It is finally a beautiful, sunny day today, and I don’t want you spending too much time in front of the computer, so I’ll be brief this time. Yes, you’re right, I also don’t want to extend my screen time any more than I need to today!
I have been waiting to introduce this topic because I am a little worried about riling things up too much. I want to start with a teaching I heard, 2nd hand, told by Chagdud Tulku Rinpoche. A student asked about compassion and how it played when we witness violence, do we just sit and pray for compassion while someone is being harmed? Of course, Rinpoche had a ready response. I will paraphrase the teaching as I remember it:
Suppose you’re meditating in the forest and you hear a man harming a child, maybe intending to rape the child. No, you don’t just sit there, you jump! But you jump to save them both. Both are involved in a karmic situation: the perpetrator and the victim. The (potential) victim is experiencing the ripened fruit stage of karma and the perpetrator is experiencing the seed stage. You jump to save them both. Maybe even more for the perpetrator because the pain that will follow is much worse.
I stumble a little on this teaching because it sounds like it paints the victim as having played some part in being harmed. This part of the philosophy of karma is tricky for me. I’m not sure if it rings true for me. However, I really like the radical idea of jumping to save the one who is about to harm another, with compassion. This is radical for our culture, where infinite stories are based on revenge, avenging a harm from long ago, and rejoicing when that other person is cruelly punished. It is a tall order and calls us to really dig deep. Could I forgive, could I feel compassion for the police officers who dish out such cruel and lethal treatment to our beloveds?
I have one more story today. It was told by Tara Brach, well-known meditation teacher. Again, I will do my best to relate the tale:
A young, teen-aged boy was killed in the crossfire of a gang conflict. His killer was caught and put on trial. The dead boy’s mother came to the trial, every day, and stared at the killer continuously. When we was sentenced, she stood and said to him, “I’m going to kill you.”. While he was in prison, she began to visit him. She brought him small gifts. When she learned that he was all alone, totally abandoned by all friends and family, she contributed to his commissary, so he could have everyday items like soap and books. She continued to care for him in this way. When it came time for him to be released, she asked where he would go. He had no plans because, again, no one was caring for him. She offered him a room in her house and a job through a friend. He came to live with her and eventually got his footing to start life anew.
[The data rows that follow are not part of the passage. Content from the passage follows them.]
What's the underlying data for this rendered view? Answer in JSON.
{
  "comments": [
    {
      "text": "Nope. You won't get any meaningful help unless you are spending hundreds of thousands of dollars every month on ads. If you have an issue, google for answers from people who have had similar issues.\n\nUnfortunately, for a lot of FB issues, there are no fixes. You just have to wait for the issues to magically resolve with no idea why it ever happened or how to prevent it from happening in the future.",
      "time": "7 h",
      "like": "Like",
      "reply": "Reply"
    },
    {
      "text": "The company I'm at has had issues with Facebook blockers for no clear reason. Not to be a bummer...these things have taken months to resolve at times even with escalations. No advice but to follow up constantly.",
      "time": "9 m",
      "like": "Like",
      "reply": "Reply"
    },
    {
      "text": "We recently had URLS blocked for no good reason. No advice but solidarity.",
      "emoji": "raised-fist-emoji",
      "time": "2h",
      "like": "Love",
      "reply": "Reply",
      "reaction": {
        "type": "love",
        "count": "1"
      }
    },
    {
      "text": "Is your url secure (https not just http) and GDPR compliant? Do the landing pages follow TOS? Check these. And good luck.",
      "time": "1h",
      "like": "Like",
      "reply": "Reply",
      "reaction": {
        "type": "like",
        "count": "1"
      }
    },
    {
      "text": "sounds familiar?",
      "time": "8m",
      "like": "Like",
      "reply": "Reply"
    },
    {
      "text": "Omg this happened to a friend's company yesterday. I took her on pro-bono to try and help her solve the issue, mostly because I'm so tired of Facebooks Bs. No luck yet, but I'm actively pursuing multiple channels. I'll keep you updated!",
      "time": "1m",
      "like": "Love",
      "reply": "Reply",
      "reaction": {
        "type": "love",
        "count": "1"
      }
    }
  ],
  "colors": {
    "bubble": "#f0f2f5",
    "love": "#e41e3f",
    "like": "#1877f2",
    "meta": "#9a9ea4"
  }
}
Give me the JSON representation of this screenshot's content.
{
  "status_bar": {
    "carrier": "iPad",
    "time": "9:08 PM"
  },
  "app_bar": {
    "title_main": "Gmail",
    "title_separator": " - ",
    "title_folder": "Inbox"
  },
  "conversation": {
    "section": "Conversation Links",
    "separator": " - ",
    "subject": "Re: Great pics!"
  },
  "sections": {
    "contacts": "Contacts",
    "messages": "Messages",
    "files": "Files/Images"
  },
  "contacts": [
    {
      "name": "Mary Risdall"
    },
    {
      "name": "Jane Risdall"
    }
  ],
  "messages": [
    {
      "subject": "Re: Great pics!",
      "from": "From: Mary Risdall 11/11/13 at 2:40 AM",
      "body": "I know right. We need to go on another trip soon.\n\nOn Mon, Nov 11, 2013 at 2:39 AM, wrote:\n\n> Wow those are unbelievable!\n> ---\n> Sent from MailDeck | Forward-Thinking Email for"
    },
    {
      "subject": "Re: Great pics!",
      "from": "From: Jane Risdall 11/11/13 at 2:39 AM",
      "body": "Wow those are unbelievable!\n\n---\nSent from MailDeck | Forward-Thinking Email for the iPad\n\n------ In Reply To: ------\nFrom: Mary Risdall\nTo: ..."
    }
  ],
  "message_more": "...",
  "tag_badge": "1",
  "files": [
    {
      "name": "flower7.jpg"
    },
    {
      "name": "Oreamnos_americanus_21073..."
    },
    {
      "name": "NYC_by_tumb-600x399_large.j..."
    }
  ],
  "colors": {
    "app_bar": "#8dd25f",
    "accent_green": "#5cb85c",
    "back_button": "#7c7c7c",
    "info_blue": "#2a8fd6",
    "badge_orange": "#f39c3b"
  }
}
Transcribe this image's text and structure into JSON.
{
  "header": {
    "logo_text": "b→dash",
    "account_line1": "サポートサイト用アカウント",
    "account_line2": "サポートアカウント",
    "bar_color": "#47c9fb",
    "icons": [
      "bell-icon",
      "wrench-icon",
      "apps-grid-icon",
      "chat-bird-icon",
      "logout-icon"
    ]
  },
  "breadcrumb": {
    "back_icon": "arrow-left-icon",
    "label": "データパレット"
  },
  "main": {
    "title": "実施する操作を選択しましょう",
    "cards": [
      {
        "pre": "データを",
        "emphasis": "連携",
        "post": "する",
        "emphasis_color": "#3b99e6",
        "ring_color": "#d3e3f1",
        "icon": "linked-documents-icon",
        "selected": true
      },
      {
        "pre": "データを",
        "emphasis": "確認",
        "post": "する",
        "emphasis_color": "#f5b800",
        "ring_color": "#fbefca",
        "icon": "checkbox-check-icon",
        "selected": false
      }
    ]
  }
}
He asked if she wanted him to go. She told him, “Remember that day when I said I would kill you? Well, I have killed that boy, the one who could carelessly take another boy’s life. Now you are a new person. If you would let me, I’d like to adopt you and continue to care for you.”
I get teary every time I read or tell that tale. It seems like a fairy tale or lore of a saint, but it’s a real story and it has happened more than once. I don’t expect this kind of angelic behavior from myself or anyone else, but I feel moved to know that even one person was capable of this kind of radical love, radical forgiveness and radical acceptance. We can all do our best each day. It’s easy to feel compassion for those who are harmed, their families, the pain our global family feels. If things are going to change we will need to see every single person as human, deserving of compassion. This is radical! Be ready for pushback, from your own ego and others.